Resource objects / entity models

Resource objects (or entity models) are JSON objects representing resources / entities in requests to and responses from our API. Resource objects contain attributes of the given entity as well as resource identifier objects which represent relationships with other entities. All properties are in camel-case.

Example entity model for an activity-type:

{
	"id": 1,
	"name": "Email",
	"isEnabled": true,
	"orderIndex": 1,
	"icon": "email",
	"createdAt": "2018-05-21T10:14:12Z",
	"createdBy": { "id": 1, "type": "users" },
	"deletedBy": null,
	"deletedAt": null,
	"updatedAt": "2018-05-21T10:14:12Z",
	"updatedBy": { "id": 1, "type": "users" },
	"updatedSource": 1
}

This is just an example.

Common fields

Most resource objects will contain the following properties:

  • id: the unique identifier (integer) for this activity-type (in this example). To fetch this activity-type, you would request GET activity-types/{{id}}.json (because activity-types is the entity type).
  • createdAt: when the entity was created. All dates and times follow RFC-3339.
  • createdBy: the ID of the user who created the entity.
  • deletedAt: when the entity was deleted. All dates and times follow RFC-3339.
  • deletedBy: the ID of the user who deleted the entity.
  • updatedAt: when the entity was last updated. All dates and times follow RFC-3339.
  • updatedBy: the ID of the user who last updated the entity.
  • updatedSourceId: how the entity was updated (our web app, API, etc.) We haven’t defined the IDs returned yet.

Empty values

When a property is empty, it will always be returned by the API. It will either be null, [], {}, depending on its type.

Relationships

Properties may contain “resource identifier objects” which are used to denote relationships with other entities. There are to-one relationship which links the current entity to one other entity and to-many relationships which link the current entity to multiple other entities.

Relationships are not guaranteed to be given. They may exist or not, on an endpoint by endpoint basis. The relationship may only exist from the parent side, the child side, both, or may be omitted altogether.

To-one relationships

Example:

"createdBy": { "id": 1, "type": "users" },

A to-one relationship property’s value is a resource identifier object which contains an id and type. id is the user’s identifier and type is the [entity type](https://crmdeveloper.teamwork.com/general/entity-types). If you wanted to fetch this user, you could send [GET users/1.json`](https://crmdeveloper.teamwork.com/api/ref/users/get-users-idjson). Some endpoints also support including related entities.

An empty to-one relationship would look like this:

"deletedBy": null,

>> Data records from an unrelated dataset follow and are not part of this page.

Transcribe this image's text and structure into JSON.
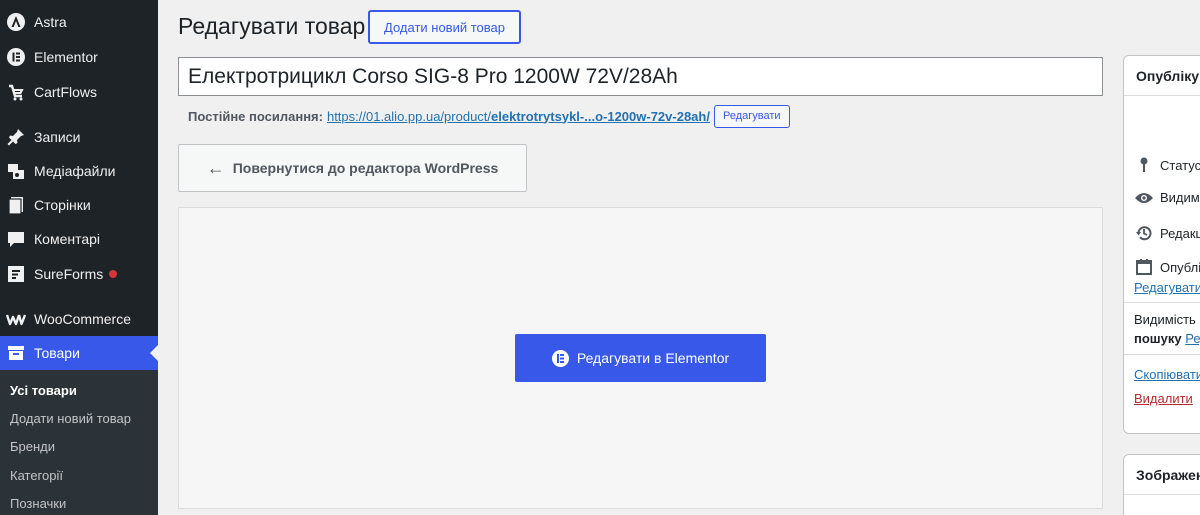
{
  "sidebar": {
    "items": [
      {
        "label": "Astra",
        "icon": "astra-icon"
      },
      {
        "label": "Elementor",
        "icon": "elementor-icon"
      },
      {
        "label": "CartFlows",
        "icon": "cartflows-icon"
      },
      {
        "label": "Записи",
        "icon": "pin-icon"
      },
      {
        "label": "Медіафайли",
        "icon": "media-icon"
      },
      {
        "label": "Сторінки",
        "icon": "pages-icon"
      },
      {
        "label": "Коментарі",
        "icon": "comments-icon"
      },
      {
        "label": "SureForms",
        "icon": "sureforms-icon"
      },
      {
        "label": "WooCommerce",
        "icon": "woocommerce-icon"
      },
      {
        "label": "Товари",
        "icon": "products-icon"
      }
    ],
    "submenu": [
      "Усі товари",
      "Додати новий товар",
      "Бренди",
      "Категорії",
      "Позначки"
    ],
    "accent_color": "#3858e9",
    "notification_color": "#d63638"
  },
  "header": {
    "title": "Редагувати товар",
    "add_new_label": "Додати новий товар"
  },
  "product": {
    "title": "Електротрицикл Corso SIG-8 Pro 1200W 72V/28Ah"
  },
  "permalink": {
    "label": "Постійне посилання:",
    "url_prefix": "https://01.alio.pp.ua/product/",
    "url_slug": "elektrotrytsykl-...o-1200w-72v-28ah/",
    "edit_label": "Редагувати"
  },
  "editor": {
    "back_label": "Повернутися до редактора WordPress",
    "elementor_label": "Редагувати в Elementor"
  },
  "publish": {
    "title": "Опублікувати",
    "status": "Статус:",
    "visibility": "Видимість:",
    "revisions": "Редакції:",
    "published": "Опубліковано",
    "edit_link": "Редагувати",
    "catalog_visibility_1": "Видимість в каталозі:",
    "catalog_visibility_2": "пошуку",
    "catalog_edit": "Редагувати",
    "copy_link": "Скопіювати",
    "delete_link": "Видалити"
  },
  "image_box": {
    "title": "Зображення"
  }
}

To-many relationships

An example to-many relationship would be the stages property in the pipelines model;

{
	...
	"stages": [
		{ "id": 72, "type": "stages" },
		{ "id": 10, "type": "stages" },
		...
	],
	"stagesCount": 5,
	...
}

A to-many relationship property’s value is an array of resource identifier objects. An empty to-one relationship would look like this:

"stages": [],
"stagesCount": 0,

All of the items might not be returned, see pagination for more. For each to-many relationship (e.g. stages), there’s a corresponding _Count property (e.g. stagesCount) containing the total number of items in the relationship.

For some relationships, there may be metadata. An example would be the contacts relationship in the deal entity model, which specifies which contact is the main contact;

{
	...
	"stages": [
		{ 
			"id": 12, 
			"meta": {
				"isMain": false,
			},
			"type": "contacts"
		},
		{ 
			"id": 33, 
			"meta": {
				"isMain": true,
			},
			"type": "contacts"
		},
		...
	],
	`contactsCount`: 7,
	...
}

Custom fields

Entity models may also support custom fields. See Dealing with custom fields for more.

Feedback

If you have any feedback or suggestions, feel free to contact us at api@teamwork.com.